Most of us fret over big financial issues – whether we can afford a home, or if we’re investing in the right mutual fund – and tend to dismiss a lot of minor money concerns. The problem is, those minor concerns can cost us BIG TIME. Here are a few seemingly small slip-ups, and how to rectify them so they don’t hurt your nest egg down the road. We got these from Real Simple magazine.
- Mistake #1 : Overlooking parking tickets. Or library fines – we’ve mentioned that before. Here’s the problem: to raise revenue, a lot of cities and libraries are turning unpaid debts over to collection agencies, and once an agency takes over your debt – even if it’s only $20 – you can count on a big dent in your credit score. How big? Craig Watts is a spokesperson for the Fair Isaac Corporation – the company that developed the FICO score and he says these small fines will lower your credit score by 100 points or more! So, take care of fines and tickets as soon as you’re aware of them.
- Mistake #2: You cash out your 401(k) when you leave your job. If you do this, you will lose substantial future earnings because in 20 years, $2,500 – which is the average cash out – can grow to nearly $12.000. So, if you lose or leave your job, roll over your funds into a personal IRA, so your money continues to grow – tax deferred. That’s the word from from the Principal Group, one of the largest providers of 401(k) plans. In most cases, job hoppers can roll over multiple 401(k)s into a single account.

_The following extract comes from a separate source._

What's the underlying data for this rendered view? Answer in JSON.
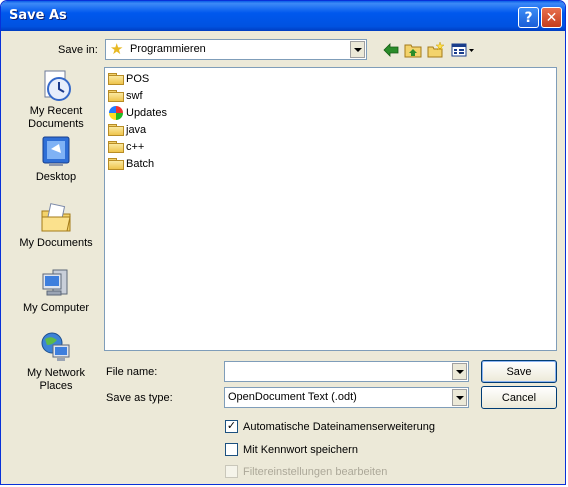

- Mistake #3 : You stop paying your student loan while you’re out of work. If you stop making payments on an average $20,000 loan for a year, you’ll pay an extra $1,300 in interest and fees. Instead, let your loan provider know that you’re out of work. By law, they must offer a program for customers experiencing economic hardship. You might be able to defer the loan, so you don’t have to make payments, and the government pays the interest. If you don’t qualify, ask about forbearance. It lets you stop making payments, although interest will still accrue, but at least you’ll be considered “current” on your loan.